| Exercise |
This exercise asks for every record to be output again exactly.

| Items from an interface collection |
::::::

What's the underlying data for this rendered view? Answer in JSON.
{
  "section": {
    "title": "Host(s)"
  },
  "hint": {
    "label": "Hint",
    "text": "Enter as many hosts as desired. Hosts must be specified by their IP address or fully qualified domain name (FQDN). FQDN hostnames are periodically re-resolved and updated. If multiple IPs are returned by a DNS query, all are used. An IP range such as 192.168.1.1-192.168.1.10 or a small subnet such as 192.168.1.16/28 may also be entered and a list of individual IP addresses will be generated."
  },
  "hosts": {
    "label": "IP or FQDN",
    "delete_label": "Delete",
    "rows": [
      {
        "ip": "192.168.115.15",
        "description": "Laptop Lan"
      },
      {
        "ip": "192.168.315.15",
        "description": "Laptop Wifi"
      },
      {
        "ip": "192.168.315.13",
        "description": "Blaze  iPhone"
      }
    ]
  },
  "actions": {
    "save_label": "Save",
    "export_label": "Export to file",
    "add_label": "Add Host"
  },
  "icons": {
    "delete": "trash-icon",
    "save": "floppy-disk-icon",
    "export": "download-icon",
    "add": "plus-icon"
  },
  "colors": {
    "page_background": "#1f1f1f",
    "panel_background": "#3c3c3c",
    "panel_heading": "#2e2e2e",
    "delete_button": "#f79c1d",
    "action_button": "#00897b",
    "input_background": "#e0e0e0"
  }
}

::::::

| Task solution |
What's the underlying data for this rendered view? Answer in JSON.
{
  "section": {
    "title": "Host(s)"
  },
  "hint": {
    "label": "Hint",
    "text": "Enter as many hosts as desired. Hosts must be specified by their IP address or fully qualified domain name (FQDN). FQDN hostnames are periodically re-resolved and updated. If multiple IPs are returned by a DNS query, all are used. An IP range such as 192.168.1.1-192.168.1.10 or a small subnet such as 192.168.1.16/28 may also be entered and a list of individual IP addresses will be generated."
  },
  "hosts": {
    "label": "IP or FQDN",
    "delete_label": "Delete",
    "rows": [
      {
        "ip": "192.168.115.15",
        "description": "Laptop Lan"
      },
      {
        "ip": "192.168.315.15",
        "description": "Laptop Wifi"
      },
      {
        "ip": "192.168.315.13",
        "description": "Blaze  iPhone"
      }
    ]
  },
  "actions": {
    "save_label": "Save",
    "export_label": "Export to file",
    "add_label": "Add Host"
  },
  "icons": {
    "delete": "trash-icon",
    "save": "floppy-disk-icon",
    "export": "download-icon",
    "add": "plus-icon"
  },
  "colors": {
    "page_background": "#1f1f1f",
    "panel_background": "#3c3c3c",
    "panel_heading": "#2e2e2e",
    "delete_button": "#f79c1d",
    "action_button": "#00897b",
    "input_background": "#e0e0e0"
  }
}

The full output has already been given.